NEW YORK (CNNMoney.com) -- BP: Kick up $20 billion to pay for the recent oil spill in the Gulf region. And make it snappy.
That's the message Senate majority leader Harry Reid and members of the Senate Democratic Caucus sent to BP CEO Tony Hayward in a letter on Monday.
"Establishment of this account would serve as an act of good faith and as a first step towards ensuring that there will be no delay in payments or attempt to evade responsibility for damages," the letter said.
But it maybe hard for BP to comply: The London-based company only had about $7 billion in cash as of March 31, according to its most recent financial statement.
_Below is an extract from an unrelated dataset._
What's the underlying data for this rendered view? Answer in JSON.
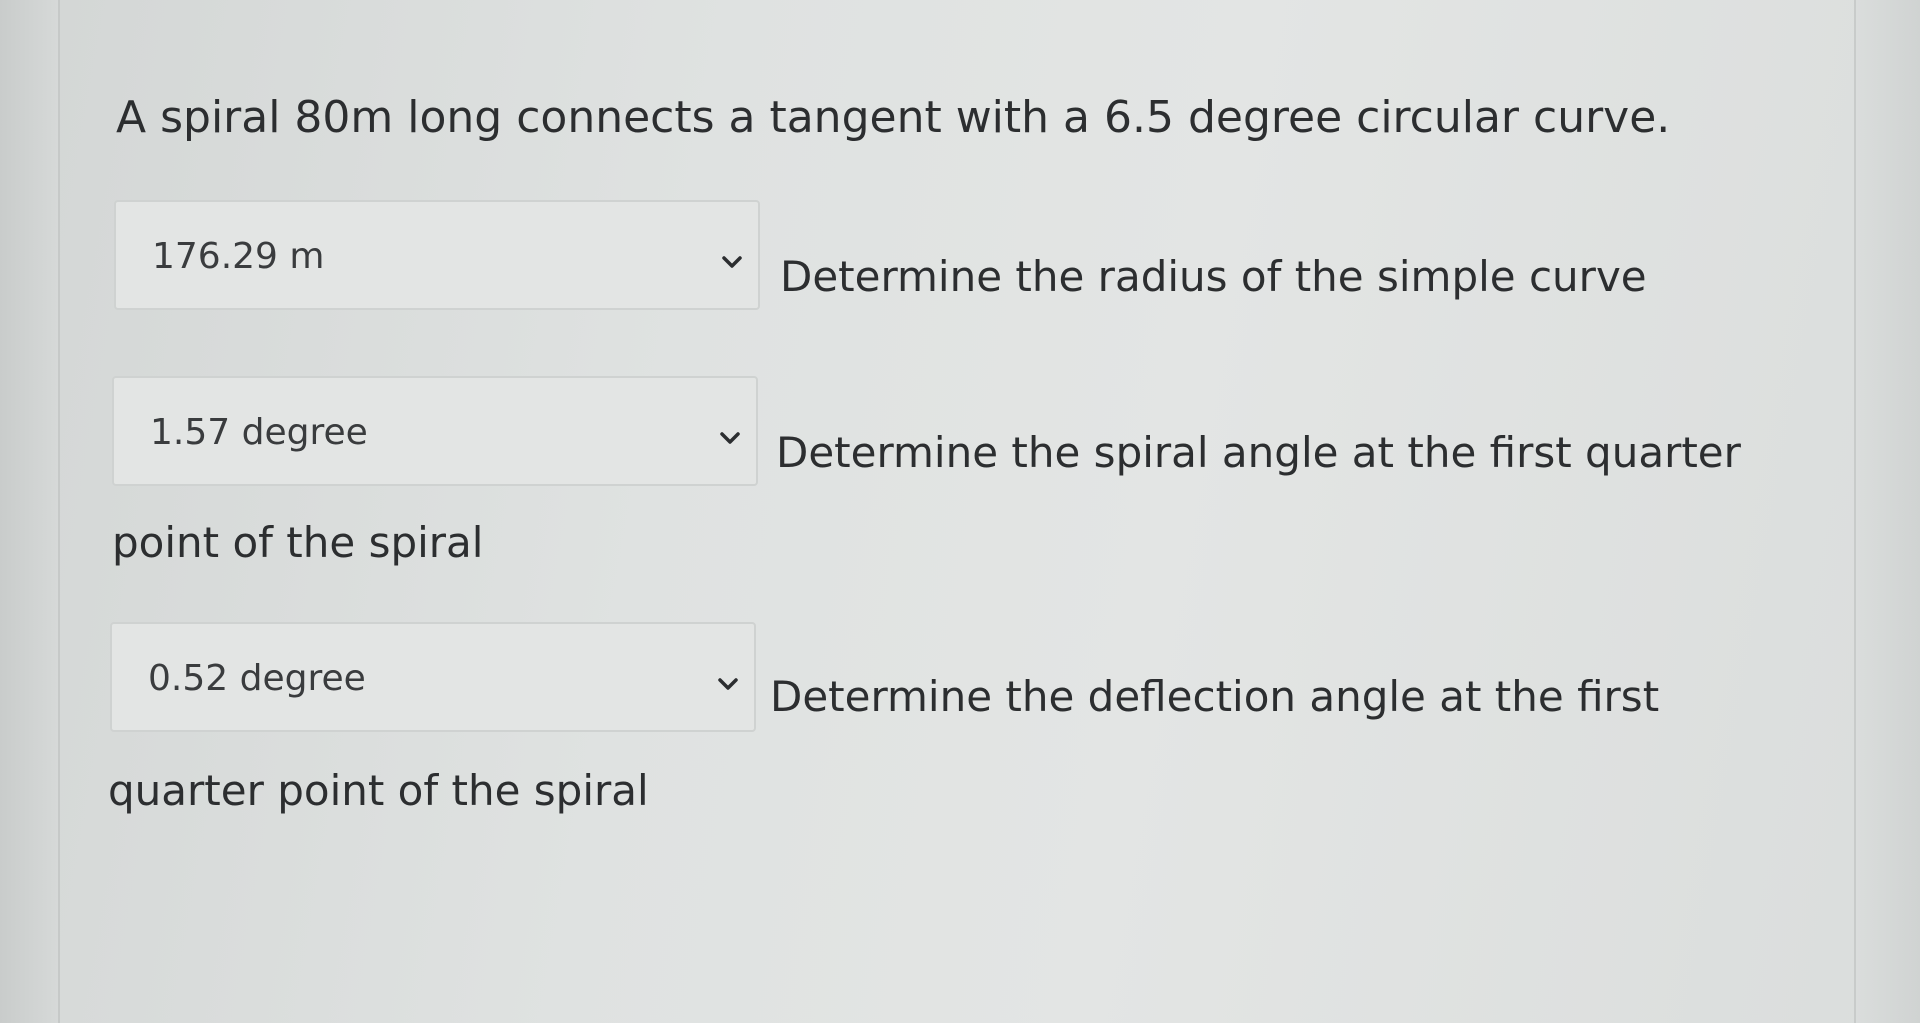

London-based BP (BP), which held a board meeting on Monday, is weighing whether to issue its $2.4 billion second quarter dividend, which is set to be paid out in August. BP said on Friday it has not made any decision regarding the payment and that the matter "will be decided sometime between now and July 27." (See correction, below.)
A spokesman for Reid said that the proposal has not yet specified whether the $20 billion would be requested as a lump sum or by installment payments.
Regardless, the senators want to ensure another Exxon situation isn't forthcoming. Their letter pointed out how Exxon failed to live up to its initial promises to make reparations.
"After the Exxon Valdez tanker spilled more than 11 million gallons of oil into Alaska's Prince William Sound, damages totaled more than $7 billion; although Exxon continued making massive profits after the accident, it fought liability at every step and ultimately paid far less than the billions of dollars worth of damages it had caused many, many years later."
The special account would be managed by an independent third party, according to the letter, and would pay for clean up costs and lost compensation to individuals and businesses affected by the oil spill.
BP has taken some heat for spending millions of dollars on television ads to tout their commitment to the clean-up efforts in an effort to restore their bruised and battered public image. The senators said that putting cash up would be a good start to restoring the company's face.
"Although creating this account at this level in no way limits BP's liability, we believe it will do more to improve BP's public image than the costly public relations campaign your company has launched."
All Democratic senators signed the letter with four exceptions: Mary Landrieu, D-La.; Kent Conrad, D-N.D.; Robert Byrd, D-W.V.; and Jeff Bingaman, D-N.M. Notably, Jeff Bingaman is the chairman of the Senate Committee on Energy and Natural Resources. And Mary Landrieu is the chairwoman of the Senate Committee on Small Business and Entrepreneurship and the senator from the state most affected by the oil spill.
Senator Landrieu agrees that BP should put money into an escrow account, but she thinks Congress needs to think very carefully about what amount is appropriate for the Gulf and for BP.
"An escrow account should be established, but it must be done in a way that ensures BP remains viable enough to pay every penny of what they owe to those who have been affected by this horrific spill and tragedy," Landrieu said in a prepared statement. "The worst-case scenario is BP declaring bankruptcy before our citizens are compensated for the tremendous damage the company has inflicted on our fragile coast and economy."
As the Senate Democrats send a letter off to BP, Obama is making his fourth visit to the Gulf region since the April disaster. On Tuesday, he'll return to Washington, D.C., to deliver an 8 p.m. ET televised address on the oil spill.
The senators have requested a response from BP by Friday.
-- CNN's Dana Bash contributed to this report.
Domino's has aggressively courted Millennial stomachs by upping its online game and allowing young people to order via texts and also tweets. The game plan has paid off. Half the company's U.S. sales are digital. More
Joseph Stiglitz, a Nobel prize-winning economist and adviser to Hillary Clinton tells CNN it's 'absolutely wrong' for President Obama to try to push through the Trans Pacific Partnership trade deal. More
In 1998, Ntsiki Biyela won a scholarship to study wine making. Now she's about to launch her own brand. More
The government plans to buy 11 million pounds of cheese to help with the dairy surplus and help feed needy families. More